TC Malhotra contributes to MetalMiner from New Delhi.
The rising trend of Naxalites attacks on mining and related activities across Chhattisgarh, Jharkhand and Orissa, which is known as India’s mineral heartland, poses a serious threat to the growth of India’s mining industry.
During the last few years, Naxals and other Maoists have targeted critical infrastructure, transportation, energy, and resource systems in Indian states such as Chhattisgarh, Jharkhand, Orissa, Andhra Pradesh, Maharashtra and West Bengal.
Industry analysts say that rising Naxalites attacks on mining activities are a deliberate attempt to slowdown India’s economy. Available figures suggest that as of 2009, Naxalites were active across approximately 182 districts in ten states of India accounting for about 40% of India’s geographical area. Naxalites are especially concentrated in an area known as the “Red corridor”, where they control some 92,000 square kilometers.
The area affected by Naxalism stretches from the border with Nepal to Karnataka state in the South India. In West Bengal areas west of Howrah are affected by the insurgency. It is believed that Chhattisgarh state is the epicenter of the conflict.
According to India’s intelligence agency, the Research and Analysis Wing, as of 2009, some 20,000 armed cadre Naxalites were operating in addition to 50,000 regular cadres and their growing influence prompted Indian Prime Minister Manmohan Singh to declare them to be the most serious internal threat to India’s national security. With rising naxal attacks, the Indian Central government has announced in February 2009 its plans for broad, coordinated operations in all affected states to plug all possible escape routes.
Naxals and other Maoists target mining operations as and when they get the chance. In April, 2009 Naxalite had attacked the National Aluminum Company’s (Nalco’s) Panchapatmali bauxite mines near Damanjodi in Orissa state, in which 11 personnel of the Central Industrial Security Forces (CISF) were killed. Nalco had suffered a production loss of over 100,000 tons of bauxite due to the suspension of the mining operations.

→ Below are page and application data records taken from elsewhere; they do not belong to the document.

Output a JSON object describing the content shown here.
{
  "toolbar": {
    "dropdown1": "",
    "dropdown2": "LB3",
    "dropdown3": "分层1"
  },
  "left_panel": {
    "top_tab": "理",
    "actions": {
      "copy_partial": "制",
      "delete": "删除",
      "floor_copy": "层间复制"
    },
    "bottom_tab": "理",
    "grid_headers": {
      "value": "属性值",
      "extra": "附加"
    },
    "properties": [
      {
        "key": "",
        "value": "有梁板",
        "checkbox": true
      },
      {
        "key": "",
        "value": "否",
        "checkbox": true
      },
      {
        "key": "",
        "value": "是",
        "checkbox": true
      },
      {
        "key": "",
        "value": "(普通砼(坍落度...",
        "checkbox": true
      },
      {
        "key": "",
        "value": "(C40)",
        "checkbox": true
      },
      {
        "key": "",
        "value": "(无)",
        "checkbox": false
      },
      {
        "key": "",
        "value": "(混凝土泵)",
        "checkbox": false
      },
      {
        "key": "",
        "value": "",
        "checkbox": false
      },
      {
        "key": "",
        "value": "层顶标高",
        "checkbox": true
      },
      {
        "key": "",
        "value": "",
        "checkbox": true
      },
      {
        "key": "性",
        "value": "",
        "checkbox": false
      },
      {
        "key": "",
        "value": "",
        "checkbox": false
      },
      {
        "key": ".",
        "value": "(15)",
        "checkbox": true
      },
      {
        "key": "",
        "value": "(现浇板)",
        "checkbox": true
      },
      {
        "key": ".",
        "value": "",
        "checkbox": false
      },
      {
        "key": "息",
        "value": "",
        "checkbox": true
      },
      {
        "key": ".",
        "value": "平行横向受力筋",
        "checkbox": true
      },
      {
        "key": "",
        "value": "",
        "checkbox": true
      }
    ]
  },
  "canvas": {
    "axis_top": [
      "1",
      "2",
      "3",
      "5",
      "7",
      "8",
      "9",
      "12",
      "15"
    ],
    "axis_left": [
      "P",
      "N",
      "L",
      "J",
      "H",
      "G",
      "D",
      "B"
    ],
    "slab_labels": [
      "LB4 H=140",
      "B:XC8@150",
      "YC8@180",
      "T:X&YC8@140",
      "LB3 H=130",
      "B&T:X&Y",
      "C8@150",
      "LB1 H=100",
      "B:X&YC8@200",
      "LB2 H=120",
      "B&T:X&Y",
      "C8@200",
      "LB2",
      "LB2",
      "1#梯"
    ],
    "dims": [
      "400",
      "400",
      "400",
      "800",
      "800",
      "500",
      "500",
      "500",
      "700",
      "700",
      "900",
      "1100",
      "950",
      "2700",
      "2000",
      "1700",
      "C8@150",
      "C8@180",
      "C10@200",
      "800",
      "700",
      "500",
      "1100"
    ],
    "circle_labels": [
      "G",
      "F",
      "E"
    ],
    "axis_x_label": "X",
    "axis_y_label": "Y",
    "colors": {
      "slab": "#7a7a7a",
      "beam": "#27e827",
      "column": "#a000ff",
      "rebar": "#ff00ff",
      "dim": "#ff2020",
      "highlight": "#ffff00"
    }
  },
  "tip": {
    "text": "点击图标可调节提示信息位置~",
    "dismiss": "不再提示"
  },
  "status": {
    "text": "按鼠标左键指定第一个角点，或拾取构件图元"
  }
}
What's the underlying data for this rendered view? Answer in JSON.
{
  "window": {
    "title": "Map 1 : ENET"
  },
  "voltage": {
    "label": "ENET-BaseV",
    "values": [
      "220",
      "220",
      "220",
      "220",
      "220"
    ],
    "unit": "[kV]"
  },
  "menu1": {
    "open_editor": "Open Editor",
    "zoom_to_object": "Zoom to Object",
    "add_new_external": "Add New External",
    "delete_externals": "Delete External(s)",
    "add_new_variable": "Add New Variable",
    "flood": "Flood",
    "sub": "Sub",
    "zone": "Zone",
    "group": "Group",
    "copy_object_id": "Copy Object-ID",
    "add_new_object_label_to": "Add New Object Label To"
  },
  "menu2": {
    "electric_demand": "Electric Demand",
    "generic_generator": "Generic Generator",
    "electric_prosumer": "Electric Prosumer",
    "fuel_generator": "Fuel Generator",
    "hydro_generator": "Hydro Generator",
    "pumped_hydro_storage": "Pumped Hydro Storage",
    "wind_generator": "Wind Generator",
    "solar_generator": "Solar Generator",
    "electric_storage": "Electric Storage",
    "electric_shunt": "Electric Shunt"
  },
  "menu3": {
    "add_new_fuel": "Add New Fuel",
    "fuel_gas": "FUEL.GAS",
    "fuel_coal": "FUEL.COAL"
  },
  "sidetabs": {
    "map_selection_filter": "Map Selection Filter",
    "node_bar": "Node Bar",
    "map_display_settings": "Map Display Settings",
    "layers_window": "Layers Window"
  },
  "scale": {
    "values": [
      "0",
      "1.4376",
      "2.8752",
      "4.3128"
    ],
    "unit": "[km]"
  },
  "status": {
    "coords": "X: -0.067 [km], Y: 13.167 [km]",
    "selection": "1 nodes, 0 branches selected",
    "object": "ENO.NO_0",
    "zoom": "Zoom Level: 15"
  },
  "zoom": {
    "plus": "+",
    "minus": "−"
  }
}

Reports suggest that the Maoists are engaged in illegal mining activities. Nexals are also reported to have engaged in theft of explosive material like RDX from the mines of Nalco and some other companies. NALCO uses RDX for explosion in mining related activities. A more recent report suggests that dispatch and transportation of bauxite from Pakhar mines in the Naxalite-hit area of Lohardaga district in Jharkhand state have come to a grinding halt since June 1, 2011 after a group of naxals torched six vehicles.
Pakhar mine supplies bauxite ore to different units of Hindalco in and outside Jharkhand state. Bauxite is required for producing aluminum.
The Naxalite-Maoist insurgency is an ongoing conflict between Maoist groups, known as Naxalites or Naxals, and the Indian government. Currently, it represents the longest continuously active conflict worldwide. Naxalites claim to be supported by the poorest rural populations. They have frequently targeted tribal, police and government workers in what they say is a fight for improved land rights and more jobs for neglected agricultural laborers and the poor. However frequent killings of villagers, using women and children as a shield, harassment of cadre, illegal mining operations, attacks on schools and infrastructure projects and using children, as young as 6 years old have called into question the Naxal claims of ‘fighting for people’.
Naxalites are a group of far-left radical communists, supportive of Maoist political sentiment and ideology. Their origin can be traced to the splitting in 1967 of the Communist Party of India (Marxist). Initially the movement had its center in West Bengal. In recent years, it has spread into less developed areas of rural central and eastern India, such as Chhattisgarh and Andhra Pradesh.
We will explore the issues and risks of terrorism in India in future posts.